* _What to work on_:
Once you have read the records, output them exactly.

----------

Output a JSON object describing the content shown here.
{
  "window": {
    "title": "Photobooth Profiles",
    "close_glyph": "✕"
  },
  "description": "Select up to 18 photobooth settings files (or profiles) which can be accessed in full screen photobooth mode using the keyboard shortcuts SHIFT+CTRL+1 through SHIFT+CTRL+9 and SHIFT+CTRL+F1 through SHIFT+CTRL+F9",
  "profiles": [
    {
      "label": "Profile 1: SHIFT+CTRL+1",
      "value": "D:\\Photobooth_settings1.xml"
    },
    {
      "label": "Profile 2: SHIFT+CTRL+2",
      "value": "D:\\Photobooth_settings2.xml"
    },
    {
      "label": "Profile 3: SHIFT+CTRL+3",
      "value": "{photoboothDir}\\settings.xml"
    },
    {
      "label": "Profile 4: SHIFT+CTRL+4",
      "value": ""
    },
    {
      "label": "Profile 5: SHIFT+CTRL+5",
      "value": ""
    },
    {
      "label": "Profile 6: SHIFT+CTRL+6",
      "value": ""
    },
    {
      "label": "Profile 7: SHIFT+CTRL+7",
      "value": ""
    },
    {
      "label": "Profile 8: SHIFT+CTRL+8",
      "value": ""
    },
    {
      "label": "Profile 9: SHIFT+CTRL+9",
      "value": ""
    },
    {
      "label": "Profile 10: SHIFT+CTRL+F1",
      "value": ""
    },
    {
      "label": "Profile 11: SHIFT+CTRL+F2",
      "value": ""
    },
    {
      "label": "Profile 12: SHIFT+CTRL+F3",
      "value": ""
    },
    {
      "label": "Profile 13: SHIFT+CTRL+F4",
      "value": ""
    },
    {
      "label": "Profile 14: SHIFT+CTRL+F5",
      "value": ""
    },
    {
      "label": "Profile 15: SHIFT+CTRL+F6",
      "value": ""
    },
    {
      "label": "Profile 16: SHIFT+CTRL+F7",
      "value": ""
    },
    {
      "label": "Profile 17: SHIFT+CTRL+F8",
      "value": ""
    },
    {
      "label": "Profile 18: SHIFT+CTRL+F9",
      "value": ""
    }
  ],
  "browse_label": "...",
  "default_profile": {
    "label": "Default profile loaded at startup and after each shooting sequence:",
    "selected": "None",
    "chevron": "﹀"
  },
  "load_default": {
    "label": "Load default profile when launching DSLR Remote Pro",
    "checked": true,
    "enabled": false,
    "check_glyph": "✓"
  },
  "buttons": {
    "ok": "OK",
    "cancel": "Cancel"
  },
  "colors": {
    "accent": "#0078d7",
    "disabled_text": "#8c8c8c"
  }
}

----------

* _Your response_:
Output a JSON object describing the content shown here.
{
  "window": {
    "title": "Photobooth Profiles",
    "close_glyph": "✕"
  },
  "description": "Select up to 18 photobooth settings files (or profiles) which can be accessed in full screen photobooth mode using the keyboard shortcuts SHIFT+CTRL+1 through SHIFT+CTRL+9 and SHIFT+CTRL+F1 through SHIFT+CTRL+F9",
  "profiles": [
    {
      "label": "Profile 1: SHIFT+CTRL+1",
      "value": "D:\\Photobooth_settings1.xml"
    },
    {
      "label": "Profile 2: SHIFT+CTRL+2",
      "value": "D:\\Photobooth_settings2.xml"
    },
    {
      "label": "Profile 3: SHIFT+CTRL+3",
      "value": "{photoboothDir}\\settings.xml"
    },
    {
      "label": "Profile 4: SHIFT+CTRL+4",
      "value": ""
    },
    {
      "label": "Profile 5: SHIFT+CTRL+5",
      "value": ""
    },
    {
      "label": "Profile 6: SHIFT+CTRL+6",
      "value": ""
    },
    {
      "label": "Profile 7: SHIFT+CTRL+7",
      "value": ""
    },
    {
      "label": "Profile 8: SHIFT+CTRL+8",
      "value": ""
    },
    {
      "label": "Profile 9: SHIFT+CTRL+9",
      "value": ""
    },
    {
      "label": "Profile 10: SHIFT+CTRL+F1",
      "value": ""
    },
    {
      "label": "Profile 11: SHIFT+CTRL+F2",
      "value": ""
    },
    {
      "label": "Profile 12: SHIFT+CTRL+F3",
      "value": ""
    },
    {
      "label": "Profile 13: SHIFT+CTRL+F4",
      "value": ""
    },
    {
      "label": "Profile 14: SHIFT+CTRL+F5",
      "value": ""
    },
    {
      "label": "Profile 15: SHIFT+CTRL+F6",
      "value": ""
    },
    {
      "label": "Profile 16: SHIFT+CTRL+F7",
      "value": ""
    },
    {
      "label": "Profile 17: SHIFT+CTRL+F8",
      "value": ""
    },
    {
      "label": "Profile 18: SHIFT+CTRL+F9",
      "value": ""
    }
  ],
  "browse_label": "...",
  "default_profile": {
    "label": "Default profile loaded at startup and after each shooting sequence:",
    "selected": "None",
    "chevron": "﹀"
  },
  "load_default": {
    "label": "Load default profile when launching DSLR Remote Pro",
    "checked": true,
    "enabled": false,
    "check_glyph": "✓"
  },
  "buttons": {
    "ok": "OK",
    "cancel": "Cancel"
  },
  "colors": {
    "accent": "#0078d7",
    "disabled_text": "#8c8c8c"
  }
}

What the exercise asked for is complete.